_TASK BRIEF_:
Needed from the entries below: every line that holds the word "this".

INPUT MATERIAL below:

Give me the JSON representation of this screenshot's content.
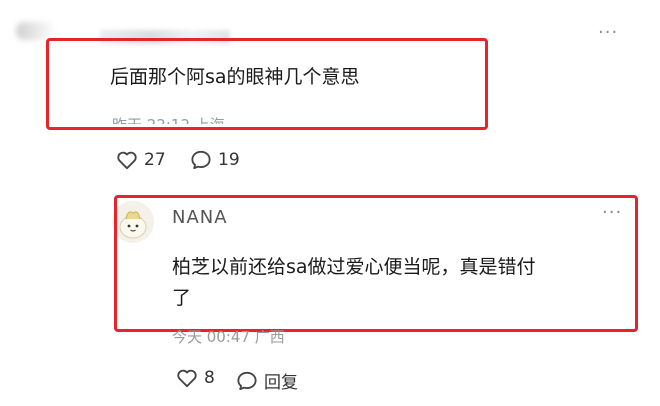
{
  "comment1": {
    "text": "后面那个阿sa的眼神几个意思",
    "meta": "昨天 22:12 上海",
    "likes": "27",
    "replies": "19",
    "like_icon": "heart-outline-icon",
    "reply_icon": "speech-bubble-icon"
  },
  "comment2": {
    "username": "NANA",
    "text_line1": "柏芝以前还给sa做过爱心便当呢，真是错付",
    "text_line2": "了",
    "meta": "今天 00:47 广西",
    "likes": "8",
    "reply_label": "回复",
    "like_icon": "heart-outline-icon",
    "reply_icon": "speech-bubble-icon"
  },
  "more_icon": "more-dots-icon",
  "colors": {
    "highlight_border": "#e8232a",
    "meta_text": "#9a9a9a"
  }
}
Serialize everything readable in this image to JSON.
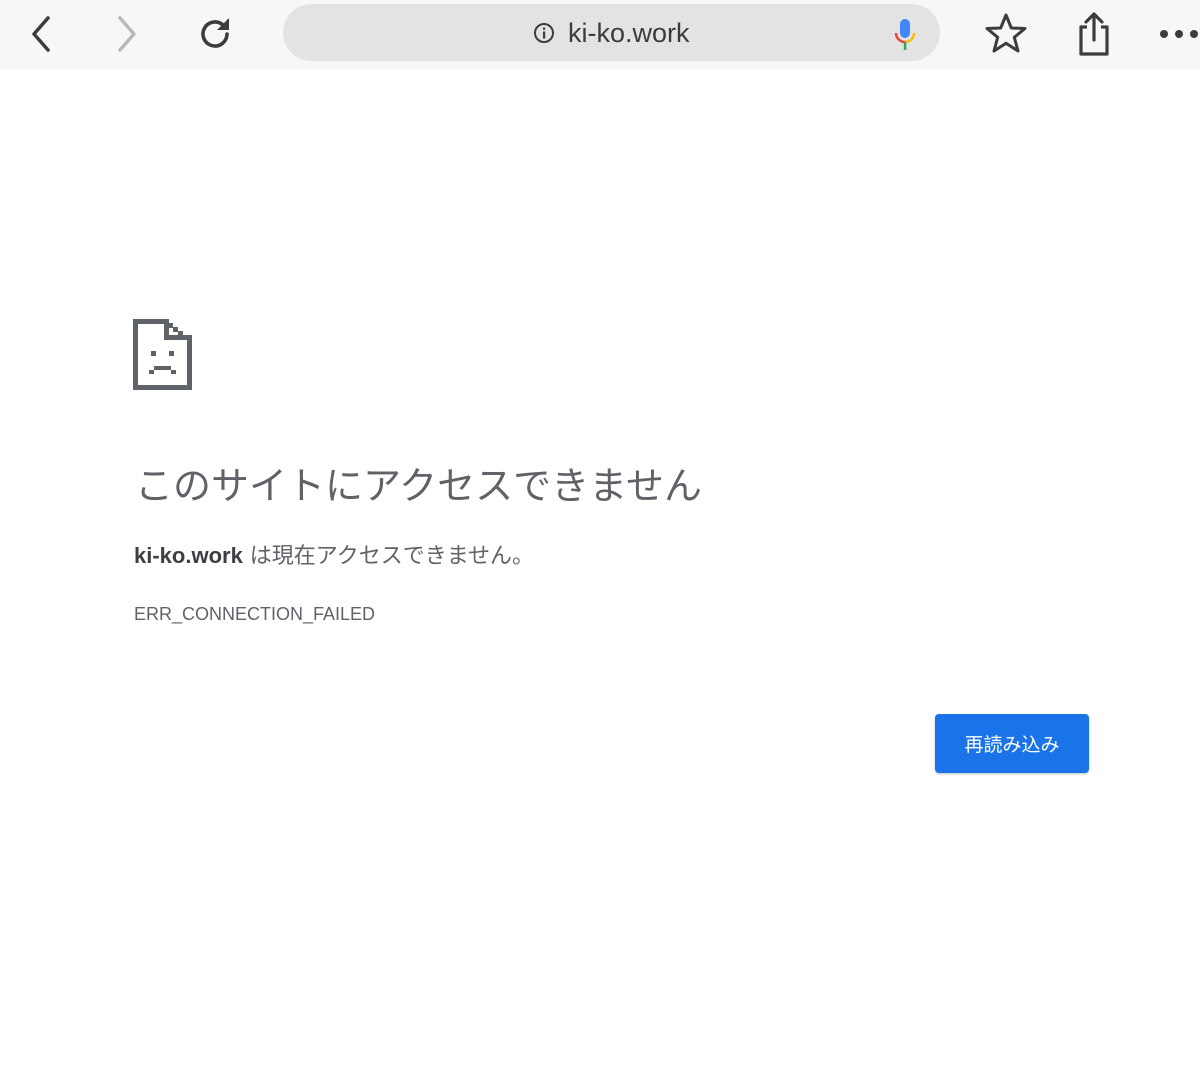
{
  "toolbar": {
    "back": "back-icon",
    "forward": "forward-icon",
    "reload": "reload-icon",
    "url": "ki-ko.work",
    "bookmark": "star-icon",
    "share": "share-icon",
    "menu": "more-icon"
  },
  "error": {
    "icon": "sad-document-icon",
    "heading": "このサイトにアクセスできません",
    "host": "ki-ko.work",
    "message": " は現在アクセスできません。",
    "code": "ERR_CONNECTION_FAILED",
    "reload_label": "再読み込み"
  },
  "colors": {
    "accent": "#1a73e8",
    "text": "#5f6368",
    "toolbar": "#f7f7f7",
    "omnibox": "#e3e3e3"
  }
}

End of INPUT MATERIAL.

_WRITTEN REPLY_:
Give me the JSON representation of this screenshot's content.
Serialize everything readable in this image to JSON.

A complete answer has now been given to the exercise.